The Science of Self-Winding Watches – How Do They Work?

There are some marvels of technology that are not that familiar to us. The technology works in mysterious ways, or so we used to think. However, things change as we become more familiar with how stuff works. Luckily for us, the internet allows us to learn about almost any topic without having to go through too much trouble.

The internet can also be used to learn about some relatively niche topics, like watches. There are digital watches, but those are completely different from old-school watches, the ones with gears and sprockets. Automatic or self-winding watches are particularly interesting. Here is how both types of watches work, particularly the self-winding ones.

Manual Wind Watches – What You Need to Know 

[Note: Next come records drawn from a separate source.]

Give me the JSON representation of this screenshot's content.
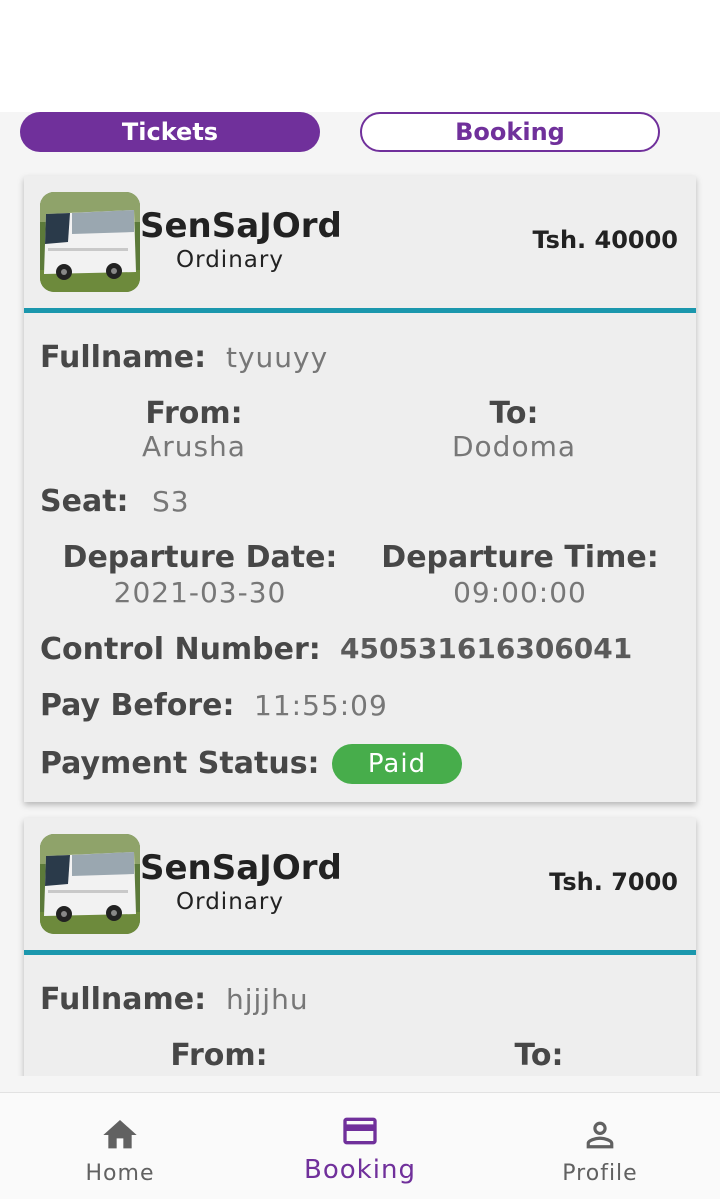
{
  "tabs": {
    "tickets": "Tickets",
    "booking": "Booking"
  },
  "tickets": [
    {
      "operator": "SenSaJOrd",
      "class": "Ordinary",
      "price": "Tsh. 40000",
      "fullname_label": "Fullname:",
      "fullname": "tyuuyy",
      "from_label": "From:",
      "from": "Arusha",
      "to_label": "To:",
      "to": "Dodoma",
      "seat_label": "Seat:",
      "seat": "S3",
      "departure_date_label": "Departure Date:",
      "departure_date": "2021-03-30",
      "departure_time_label": "Departure Time:",
      "departure_time": "09:00:00",
      "control_number_label": "Control Number:",
      "control_number": "450531616306041",
      "pay_before_label": "Pay Before:",
      "pay_before": "11:55:09",
      "payment_status_label": "Payment Status:",
      "payment_status": "Paid"
    },
    {
      "operator": "SenSaJOrd",
      "class": "Ordinary",
      "price": "Tsh. 7000",
      "fullname_label": "Fullname:",
      "fullname": "hjjjhu",
      "from_label": "From:",
      "to_label": "To:"
    }
  ],
  "nav": {
    "home": "Home",
    "booking": "Booking",
    "profile": "Profile"
  },
  "colors": {
    "accent": "#70309b",
    "divider": "#1b97ad",
    "paid": "#47ad4b"
  },
  "icons": {
    "home": "home-icon",
    "booking": "credit-card-icon",
    "profile": "person-icon"
  }
}
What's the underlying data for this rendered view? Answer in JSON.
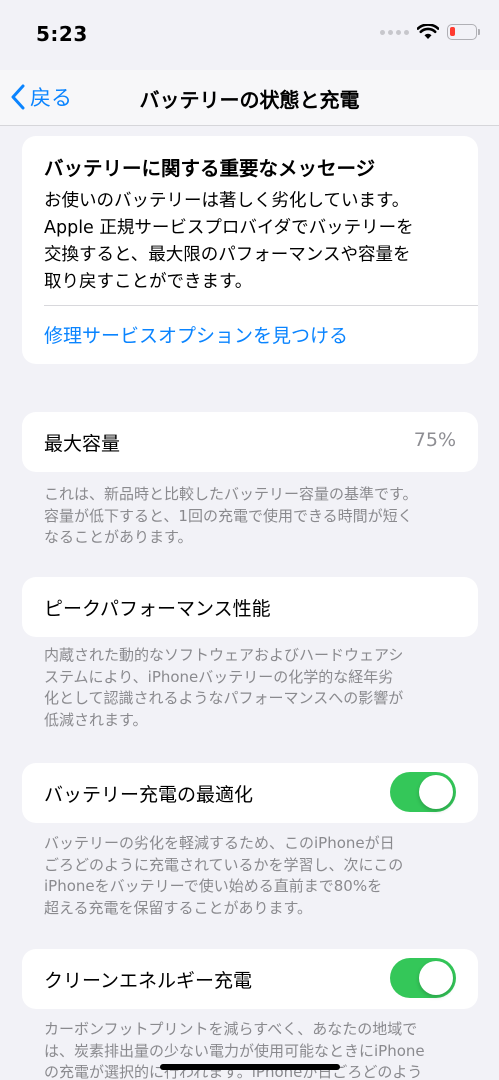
{
  "status_bar": {
    "time": "5:23",
    "wifi_icon": "wifi-icon",
    "battery_icon": "battery-low-icon"
  },
  "nav": {
    "back_label": "戻る",
    "title": "バッテリーの状態と充電"
  },
  "message": {
    "title": "バッテリーに関する重要なメッセージ",
    "body": "お使いのバッテリーは著しく劣化しています。Apple正規サービスプロバイダでバッテリーを交換すると、最大限のパフォーマンスや容量を取り戻すことができます。",
    "body_lines": [
      "お使いのバッテリーは著しく劣化しています。",
      "Apple 正規サービスプロバイダでバッテリーを",
      "交換すると、最大限のパフォーマンスや容量を",
      "取り戻すことができます。"
    ],
    "link": "修理サービスオプションを見つける"
  },
  "max_capacity": {
    "label": "最大容量",
    "value": "75%",
    "footnote_lines": [
      "これは、新品時と比較したバッテリー容量の基準です。",
      "容量が低下すると、1回の充電で使用できる時間が短く",
      "なることがあります。"
    ]
  },
  "peak_performance": {
    "label": "ピークパフォーマンス性能",
    "footnote_lines": [
      "内蔵された動的なソフトウェアおよびハードウェアシ",
      "ステムにより、iPhoneバッテリーの化学的な経年劣",
      "化として認識されるようなパフォーマンスへの影響が",
      "低減されます。"
    ]
  },
  "optimized_charging": {
    "label": "バッテリー充電の最適化",
    "enabled": true,
    "footnote_lines": [
      "バッテリーの劣化を軽減するため、このiPhoneが日",
      "ごろどのように充電されているかを学習し、次にこの",
      "iPhoneをバッテリーで使い始める直前まで80%を",
      "超える充電を保留することがあります。"
    ]
  },
  "clean_energy": {
    "label": "クリーンエネルギー充電",
    "enabled": true,
    "footnote_lines": [
      "カーボンフットプリントを減らすべく、あなたの地域で",
      "は、炭素排出量の少ない電力が使用可能なときにiPhone",
      "の充電が選択的に行われます。iPhoneが日ごろどのよう"
    ]
  },
  "colors": {
    "accent": "#0a84ff",
    "toggle_on": "#34c759",
    "background": "#f2f2f7"
  }
}
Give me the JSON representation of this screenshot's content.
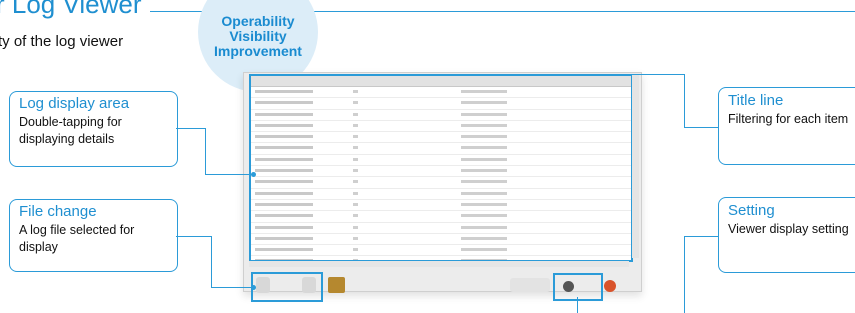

We all love a good watch, and why not wind them manually? After all, that is part of the charm of using a watch with gears. Watches have a mainspring inside, which is a type of spring that holds tension. This mainspring is connected to numerous gears and then to the balance wheel, a weighty contraption that moves back and forth at a uniform rate. What this does is transfer energy to the escapement, a device that lets the watch’s wheels turn forward for a small amount, with each swing of the balance wheel. These watches evolved in Europe, in the 17th century. Their precursors were large spring clocks, which were made in the 15th century.

These watches have to be periodically wound manually, in order to keep tension on the mainspring.

Automatic Watches – How Do They Work?

The mainspring is still a component in automatic watches, but they do not require manual winding. They work differently because there is a weighted rotor attached to the mainspring. Given that gravity works on watches, too, as we move, or as the watch moves in either the pocket or on the arm, the rotor moves in one direction or another, thus winding the mainspring. Typically, over the course of the day, we will move long enough to keep the mainspring wound for two days, making the watch able to keep time overnight.

A clutch mechanism is used to keep the mainspring from being overwound. Since the rotor can move clockwise and counter-clockwise, there are typically two ratcheted winding mechanisms which enable the rotor to wind the mainspring.

Are Mechanical Watches Still Built?

Mechanical watches are still being built, but they are expensive. They need to be built by hand and are used as status symbols. Some people build them as a hobby or passion and they are often worn by enthusiasts. Mechanical watches will need work overtime, in order for the gears to be rebalanced and all of the insides checked to see if the watch is actually keeping time as it should be.

Having mechanical watches fixed costs money, but owning one is definitely a special experience.

Mechanical watches are amazing pieces of gear that even though being centuries old, still represent a beauty that is appreciated by newcomers and enthusiasts alike. Automatic or self-winding watches are even more interesting because of the way they work, using a rotor to wind the mainspring, due to Earth’s gravity.